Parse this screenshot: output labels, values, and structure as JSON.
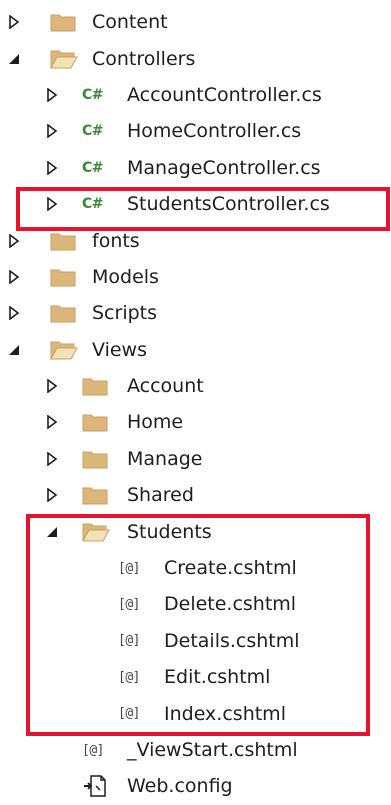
{
  "tree": {
    "content": {
      "label": "Content"
    },
    "controllers": {
      "label": "Controllers",
      "children": [
        {
          "label": "AccountController.cs"
        },
        {
          "label": "HomeController.cs"
        },
        {
          "label": "ManageController.cs"
        },
        {
          "label": "StudentsController.cs"
        }
      ]
    },
    "fonts": {
      "label": "fonts"
    },
    "models": {
      "label": "Models"
    },
    "scripts": {
      "label": "Scripts"
    },
    "views": {
      "label": "Views",
      "children": [
        {
          "label": "Account"
        },
        {
          "label": "Home"
        },
        {
          "label": "Manage"
        },
        {
          "label": "Shared"
        }
      ],
      "students": {
        "label": "Students",
        "files": [
          {
            "label": "Create.cshtml"
          },
          {
            "label": "Delete.cshtml"
          },
          {
            "label": "Details.cshtml"
          },
          {
            "label": "Edit.cshtml"
          },
          {
            "label": "Index.cshtml"
          }
        ]
      },
      "viewstart": {
        "label": "_ViewStart.cshtml"
      }
    },
    "webconfig": {
      "label": "Web.config"
    }
  },
  "icon_glyphs": {
    "cs_badge": "C#",
    "razor_badge": "[@]"
  },
  "colors": {
    "folder": "#dcb67a",
    "folder_dark": "#c9a15f",
    "highlight": "#e5132e",
    "cs_green": "#388a34",
    "text": "#1e1e1e",
    "arrow": "#1e1e1e"
  }
}
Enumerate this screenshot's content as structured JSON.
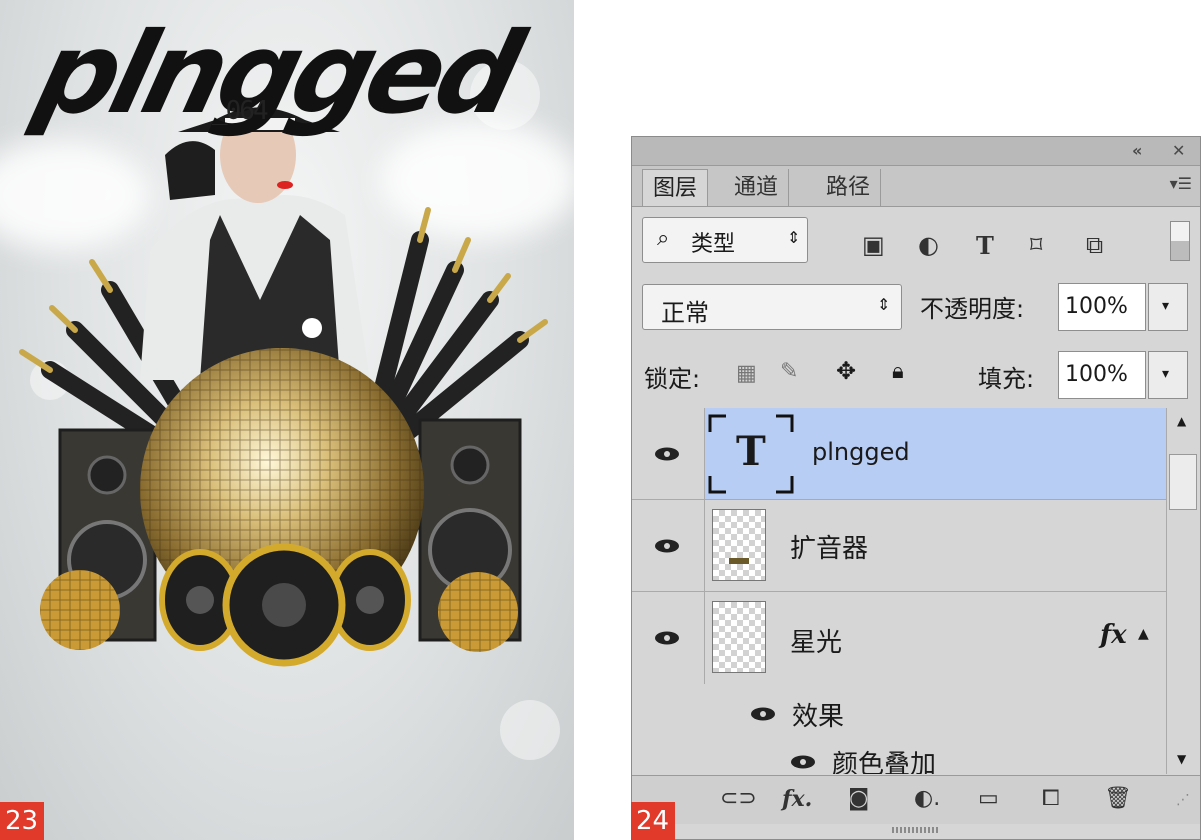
{
  "figures": {
    "left_number": "23",
    "right_number": "24"
  },
  "poster": {
    "logo_text": "plngged",
    "issue_text": "_064"
  },
  "panel": {
    "tabs": [
      {
        "label": "图层",
        "active": true
      },
      {
        "label": "通道",
        "active": false
      },
      {
        "label": "路径",
        "active": false
      }
    ],
    "filter": {
      "label": "类型",
      "icons": [
        "image-filter-icon",
        "adjustment-filter-icon",
        "type-filter-icon",
        "shape-filter-icon",
        "smart-object-filter-icon"
      ]
    },
    "blend": {
      "mode": "正常",
      "opacity_label": "不透明度:",
      "opacity_value": "100%"
    },
    "lock": {
      "label": "锁定:",
      "fill_label": "填充:",
      "fill_value": "100%"
    },
    "layers": [
      {
        "name": "plngged",
        "type": "text",
        "selected": true,
        "visible": true
      },
      {
        "name": "扩音器",
        "type": "pixel",
        "selected": false,
        "visible": true
      },
      {
        "name": "星光",
        "type": "pixel",
        "selected": false,
        "visible": true,
        "fx": "fx"
      }
    ],
    "effects": {
      "label": "效果",
      "items": [
        "颜色叠加"
      ]
    },
    "bottom_icons": [
      "link-layers-icon",
      "fx-icon",
      "mask-icon",
      "adjustment-layer-icon",
      "group-icon",
      "new-layer-icon",
      "delete-icon"
    ],
    "colors": {
      "selected_row": "#b7cdf4",
      "panel_bg": "#d6d6d6",
      "badge": "#e23a2a"
    }
  }
}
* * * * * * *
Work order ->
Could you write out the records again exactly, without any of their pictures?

Output ->
Parse this screenshot: output labels, values, and structure as JSON.
{
  "tree": {
    "content": {
      "label": "Content"
    },
    "controllers": {
      "label": "Controllers",
      "children": [
        {
          "label": "AccountController.cs"
        },
        {
          "label": "HomeController.cs"
        },
        {
          "label": "ManageController.cs"
        },
        {
          "label": "StudentsController.cs"
        }
      ]
    },
    "fonts": {
      "label": "fonts"
    },
    "models": {
      "label": "Models"
    },
    "scripts": {
      "label": "Scripts"
    },
    "views": {
      "label": "Views",
      "children": [
        {
          "label": "Account"
        },
        {
          "label": "Home"
        },
        {
          "label": "Manage"
        },
        {
          "label": "Shared"
        }
      ],
      "students": {
        "label": "Students",
        "files": [
          {
            "label": "Create.cshtml"
          },
          {
            "label": "Delete.cshtml"
          },
          {
            "label": "Details.cshtml"
          },
          {
            "label": "Edit.cshtml"
          },
          {
            "label": "Index.cshtml"
          }
        ]
      },
      "viewstart": {
        "label": "_ViewStart.cshtml"
      }
    },
    "webconfig": {
      "label": "Web.config"
    }
  },
  "icon_glyphs": {
    "cs_badge": "C#",
    "razor_badge": "[@]"
  },
  "colors": {
    "folder": "#dcb67a",
    "folder_dark": "#c9a15f",
    "highlight": "#e5132e",
    "cs_green": "#388a34",
    "text": "#1e1e1e",
    "arrow": "#1e1e1e"
  }
}
Enumerate this screenshot's content as structured JSON.
{
  "figures": {
    "left_number": "23",
    "right_number": "24"
  },
  "poster": {
    "logo_text": "plngged",
    "issue_text": "_064"
  },
  "panel": {
    "tabs": [
      {
        "label": "图层",
        "active": true
      },
      {
        "label": "通道",
        "active": false
      },
      {
        "label": "路径",
        "active": false
      }
    ],
    "filter": {
      "label": "类型",
      "icons": [
        "image-filter-icon",
        "adjustment-filter-icon",
        "type-filter-icon",
        "shape-filter-icon",
        "smart-object-filter-icon"
      ]
    },
    "blend": {
      "mode": "正常",
      "opacity_label": "不透明度:",
      "opacity_value": "100%"
    },
    "lock": {
      "label": "锁定:",
      "fill_label": "填充:",
      "fill_value": "100%"
    },
    "layers": [
      {
        "name": "plngged",
        "type": "text",
        "selected": true,
        "visible": true
      },
      {
        "name": "扩音器",
        "type": "pixel",
        "selected": false,
        "visible": true
      },
      {
        "name": "星光",
        "type": "pixel",
        "selected": false,
        "visible": true,
        "fx": "fx"
      }
    ],
    "effects": {
      "label": "效果",
      "items": [
        "颜色叠加"
      ]
    },
    "bottom_icons": [
      "link-layers-icon",
      "fx-icon",
      "mask-icon",
      "adjustment-layer-icon",
      "group-icon",
      "new-layer-icon",
      "delete-icon"
    ],
    "colors": {
      "selected_row": "#b7cdf4",
      "panel_bg": "#d6d6d6",
      "badge": "#e23a2a"
    }
  }
}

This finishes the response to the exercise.